As Albany ADK’s new chair, I want to take this opportunity to introduce myself and talk about what the chapter has meant to me. I joined ADK ten years ago and have enjoyed countless skiing, hiking, paddling and backpacking outings ever since. Hiking and being outdoors were not new to me, and our family was often at Five Rivers and many other parks and preserves, both near and far. We’d hike nearby mountains such as Hadley and Overlook, took vacations at national parks and annually spent a week or two at Rollins Pond when our boys were growing up.
Initially I joined Albany ADK with a limited agenda.
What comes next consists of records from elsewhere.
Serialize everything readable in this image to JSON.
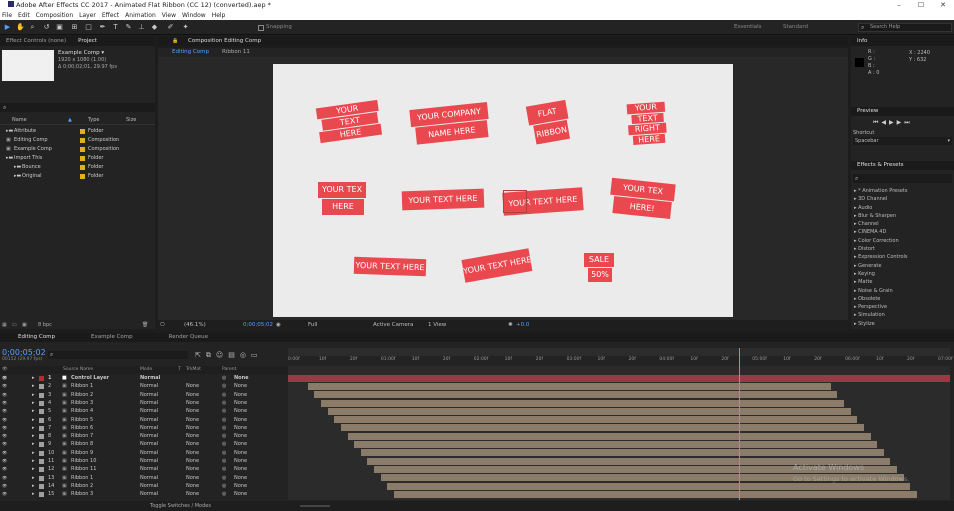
{
  "window": {
    "title": "Adobe After Effects CC 2017 - Animated Flat Ribbon (CC 12) (converted).aep *",
    "minimize": "–",
    "maximize": "☐",
    "close": "✕"
  },
  "menu": [
    "File",
    "Edit",
    "Composition",
    "Layer",
    "Effect",
    "Animation",
    "View",
    "Window",
    "Help"
  ],
  "toolbar": {
    "snapping": "Snapping",
    "workspace1": "Essentials",
    "workspace2": "Standard",
    "search_placeholder": "Search Help"
  },
  "project": {
    "tab_effect_controls": "Effect Controls (none)",
    "tab_project": "Project",
    "comp_name": "Example Comp ▾",
    "comp_info1": "1920 x 1080 (1.00)",
    "comp_info2": "Δ 0;00;02;01, 29.97 fps",
    "col_name": "Name",
    "col_type": "Type",
    "col_size": "Size",
    "items": [
      {
        "name": "Attribute",
        "type": "Folder",
        "label": "#e0b020"
      },
      {
        "name": "Editing Comp",
        "type": "Composition",
        "label": "#e0b020"
      },
      {
        "name": "Example Comp",
        "type": "Composition",
        "label": "#e0b020"
      },
      {
        "name": "Import This",
        "type": "Folder",
        "label": "#e0b020"
      },
      {
        "name": "Bounce",
        "type": "Folder",
        "label": "#e0b020"
      },
      {
        "name": "Original",
        "type": "Folder",
        "label": "#e0b020"
      }
    ],
    "bpc": "8 bpc"
  },
  "comp": {
    "tab": "Composition Editing Comp",
    "sub1": "Editing Comp",
    "sub2": "Ribbon 11",
    "zoom": "(46.1%)",
    "time": "0;00;05;02",
    "res": "Full",
    "camera": "Active Camera",
    "view": "1 View",
    "exposure": "+0.0"
  },
  "ribbons": [
    {
      "lines": [
        "YOUR",
        "TEXT",
        "HERE"
      ]
    },
    {
      "lines": [
        "YOUR COMPANY",
        "NAME HERE"
      ]
    },
    {
      "lines": [
        "FLAT",
        "RIBBON"
      ]
    },
    {
      "lines": [
        "YOUR",
        "TEXT",
        "RIGHT",
        "HERE"
      ]
    },
    {
      "lines": [
        "YOUR TEX",
        "HERE"
      ]
    },
    {
      "lines": [
        "YOUR TEXT HERE"
      ]
    },
    {
      "lines": [
        "YOUR TEXT HERE"
      ]
    },
    {
      "lines": [
        "YOUR TEX",
        "HERE!"
      ]
    },
    {
      "lines": [
        "YOUR TEXT HERE"
      ]
    },
    {
      "lines": [
        "YOUR TEXT HERE"
      ]
    },
    {
      "lines": [
        "SALE",
        "50%"
      ]
    }
  ],
  "info": {
    "tab": "Info",
    "r": "R :",
    "g": "G :",
    "b": "B :",
    "a": "A : 0",
    "x": "X : 2240",
    "y": "Y : 632"
  },
  "preview": {
    "tab": "Preview",
    "shortcut_label": "Shortcut",
    "shortcut_value": "Spacebar"
  },
  "effects": {
    "tab": "Effects & Presets",
    "items": [
      "* Animation Presets",
      "3D Channel",
      "Audio",
      "Blur & Sharpen",
      "Channel",
      "CINEMA 4D",
      "Color Correction",
      "Distort",
      "Expression Controls",
      "Generate",
      "Keying",
      "Matte",
      "Noise & Grain",
      "Obsolete",
      "Perspective",
      "Simulation",
      "Stylize"
    ]
  },
  "timeline": {
    "tabs": [
      "Editing Comp",
      "Example Comp",
      "Render Queue"
    ],
    "time": "0;00;05;02",
    "fps": "00152 (29.97 fps)",
    "col_source": "Source Name",
    "col_mode": "Mode",
    "col_t": "T",
    "col_trkmat": "TrkMat",
    "col_parent": "Parent",
    "toggle": "Toggle Switches / Modes",
    "ruler": [
      "0:00f",
      "10f",
      "20f",
      "01:00f",
      "10f",
      "20f",
      "02:00f",
      "10f",
      "20f",
      "03:00f",
      "10f",
      "20f",
      "04:00f",
      "10f",
      "20f",
      "05:00f",
      "10f",
      "20f",
      "06:00f",
      "10f",
      "20f",
      "07:00f"
    ],
    "layers": [
      {
        "num": "1",
        "name": "Control Layer",
        "mode": "Normal",
        "trk": "",
        "parent": "None",
        "end": 1.0,
        "color": "#c0c0c0"
      },
      {
        "num": "2",
        "name": "Ribbon 1",
        "mode": "Normal",
        "trk": "None",
        "parent": "None",
        "end": 0.82,
        "color": "#a0a0a0"
      },
      {
        "num": "3",
        "name": "Ribbon 2",
        "mode": "Normal",
        "trk": "None",
        "parent": "None",
        "end": 0.83,
        "color": "#a0a0a0"
      },
      {
        "num": "4",
        "name": "Ribbon 3",
        "mode": "Normal",
        "trk": "None",
        "parent": "None",
        "end": 0.84,
        "color": "#a0a0a0"
      },
      {
        "num": "5",
        "name": "Ribbon 4",
        "mode": "Normal",
        "trk": "None",
        "parent": "None",
        "end": 0.85,
        "color": "#a0a0a0"
      },
      {
        "num": "6",
        "name": "Ribbon 5",
        "mode": "Normal",
        "trk": "None",
        "parent": "None",
        "end": 0.86,
        "color": "#a0a0a0"
      },
      {
        "num": "7",
        "name": "Ribbon 6",
        "mode": "Normal",
        "trk": "None",
        "parent": "None",
        "end": 0.87,
        "color": "#a0a0a0"
      },
      {
        "num": "8",
        "name": "Ribbon 7",
        "mode": "Normal",
        "trk": "None",
        "parent": "None",
        "end": 0.88,
        "color": "#a0a0a0"
      },
      {
        "num": "9",
        "name": "Ribbon 8",
        "mode": "Normal",
        "trk": "None",
        "parent": "None",
        "end": 0.89,
        "color": "#a0a0a0"
      },
      {
        "num": "10",
        "name": "Ribbon 9",
        "mode": "Normal",
        "trk": "None",
        "parent": "None",
        "end": 0.9,
        "color": "#a0a0a0"
      },
      {
        "num": "11",
        "name": "Ribbon 10",
        "mode": "Normal",
        "trk": "None",
        "parent": "None",
        "end": 0.91,
        "color": "#a0a0a0"
      },
      {
        "num": "12",
        "name": "Ribbon 11",
        "mode": "Normal",
        "trk": "None",
        "parent": "None",
        "end": 0.92,
        "color": "#a0a0a0"
      },
      {
        "num": "13",
        "name": "Ribbon 1",
        "mode": "Normal",
        "trk": "None",
        "parent": "None",
        "end": 0.93,
        "color": "#a0a0a0"
      },
      {
        "num": "14",
        "name": "Ribbon 2",
        "mode": "Normal",
        "trk": "None",
        "parent": "None",
        "end": 0.94,
        "color": "#a0a0a0"
      },
      {
        "num": "15",
        "name": "Ribbon 3",
        "mode": "Normal",
        "trk": "None",
        "parent": "None",
        "end": 0.95,
        "color": "#a0a0a0"
      }
    ]
  },
  "watermark": {
    "line1": "Activate Windows",
    "line2": "Go to Settings to activate Windows."
  }
}
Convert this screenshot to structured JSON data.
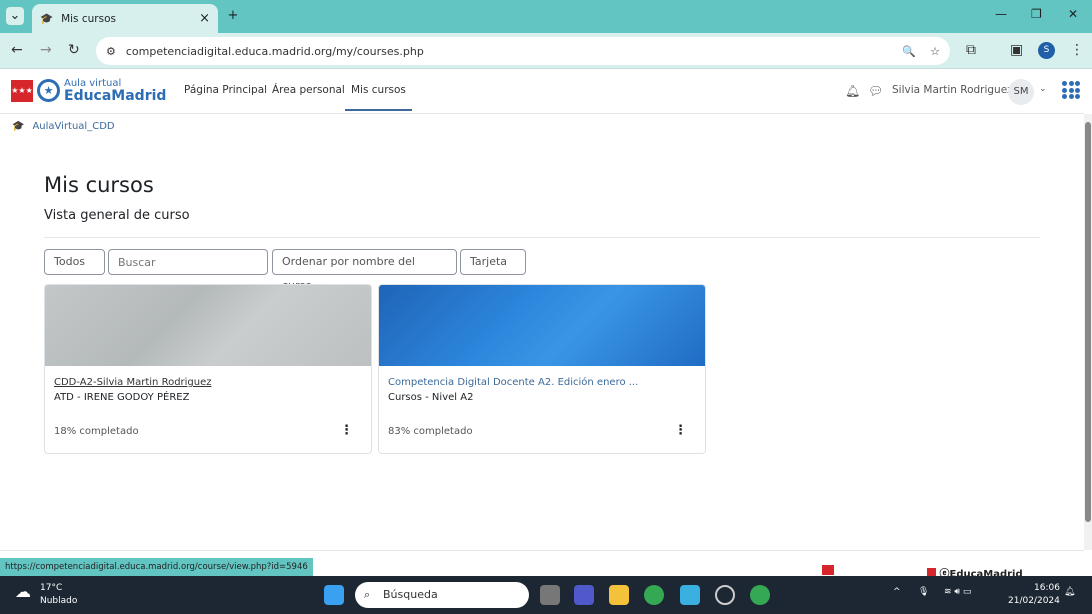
{
  "browser": {
    "tab_title": "Mis cursos",
    "url": "competenciadigital.educa.madrid.org/my/courses.php",
    "profile_initial": "S",
    "status_url": "https://competenciadigital.educa.madrid.org/course/view.php?id=5946"
  },
  "site": {
    "logo_small": "Aula virtual",
    "logo_big": "EducaMadrid",
    "nav": [
      "Página Principal",
      "Área personal",
      "Mis cursos"
    ],
    "user_name": "Silvia Martin Rodriguez",
    "user_initials": "SM"
  },
  "breadcrumb": "AulaVirtual_CDD",
  "page": {
    "title": "Mis cursos",
    "subtitle": "Vista general de curso"
  },
  "filters": {
    "grouping": "Todos",
    "search_placeholder": "Buscar",
    "sort": "Ordenar por nombre del curso",
    "view": "Tarjeta"
  },
  "courses": [
    {
      "name": "CDD-A2-Silvia Martin Rodriguez",
      "category": "ATD - IRENE GODOY PÉREZ",
      "progress_text": "18% completado",
      "progress": 18
    },
    {
      "name": "Competencia Digital Docente A2. Edición enero ...",
      "category": "Cursos - Nivel A2",
      "progress_text": "83% completado",
      "progress": 83
    }
  ],
  "taskbar": {
    "temp": "17°C",
    "weather": "Nublado",
    "search": "Búsqueda",
    "time": "16:06",
    "date": "21/02/2024"
  }
}
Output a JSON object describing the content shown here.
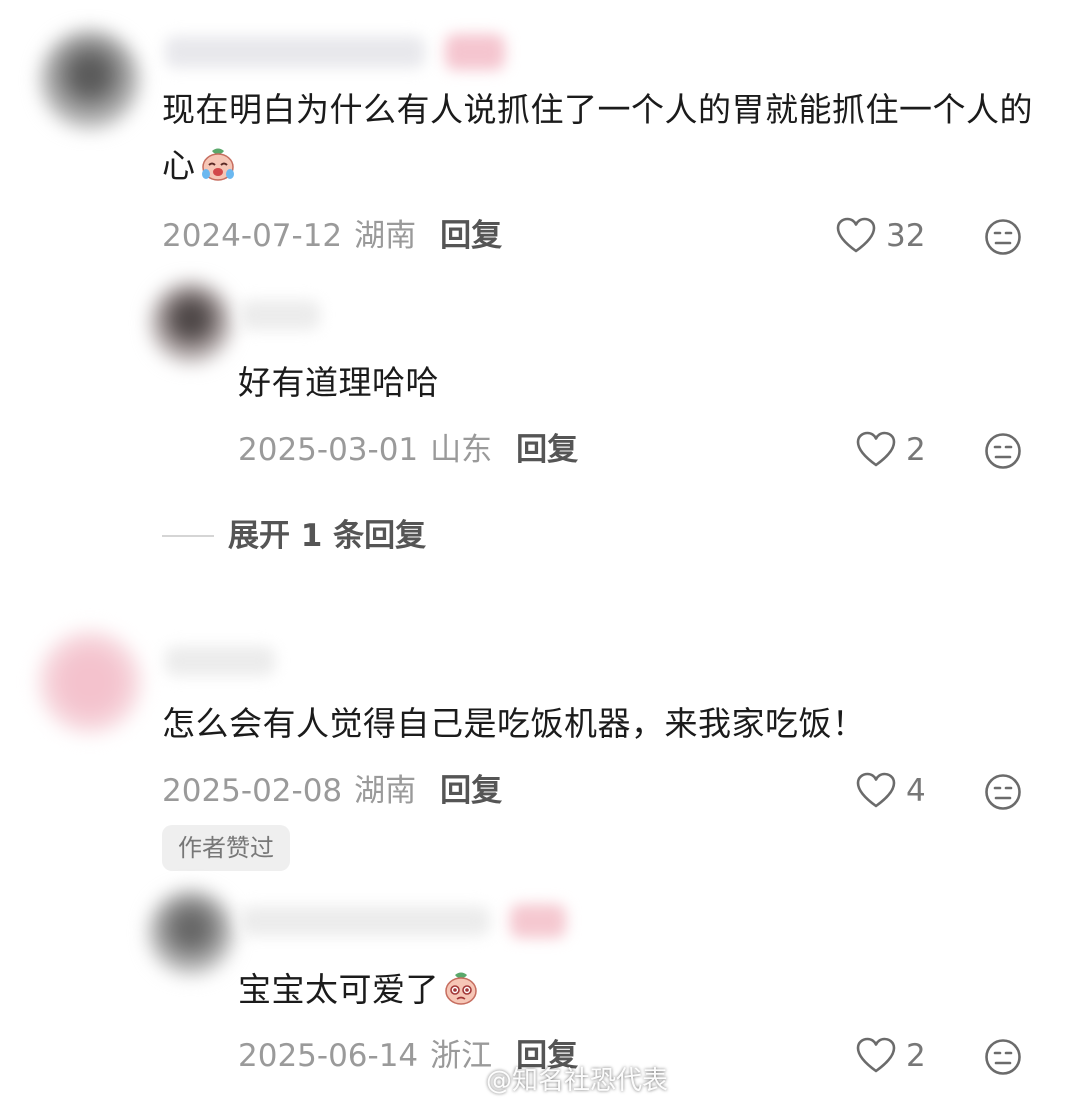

I was taking a first stab at retirement after a 30-year career in state government and was interested in backcountry XC ski trips. The retirement didn’t last—other jobs followed, including serving three terms as town supervisor in Bethlehem—but my love of backcountry XC skiing did. What’s more, my interests quickly broadened as Albany ADK opened new worlds of outdoor exploration. I became a dedicated winter backcountry guy, including skiing, snowshoeing and winter peak climbing. I returned to overnight backpacking trips (last done at age 12) and the frequency of our family’s hiking and camping experiences accelerated. After years of listening to my ski buddies talk about paddling, I succumbed to peer pressure and became a regular paddler and canoe- camper. My family has also enjoyed ADK activities and been on outings. Everyone was having so much fun that five years ago we bought a camp in Garnet Hill (near Gore Mountain) and now also belong to the Cold River ADK chapter which covers that area.
I’m very grateful to Albany ADK. Beyond acquiring new skills and enjoying more time outdoors, I’ve made a lot of friends. The outings, skill building, advocacy and stewardship are all great and I’m glad to be in a position to pay back an overdue debt to the chapter.
ADK activities are more important than ever because being outdoors in a safe environment with others is perhaps the best possible tonic during the pandemic. This year there are many more than usual newbies out on the trails and ADK is an invaluable resource to help guide and educate people. Teaching skills, safety and leave no trace is vital as more people join in appreciating and enjoying the natural environment. It’s a great place to be.
— John Clarkson, Albany Chapter Chair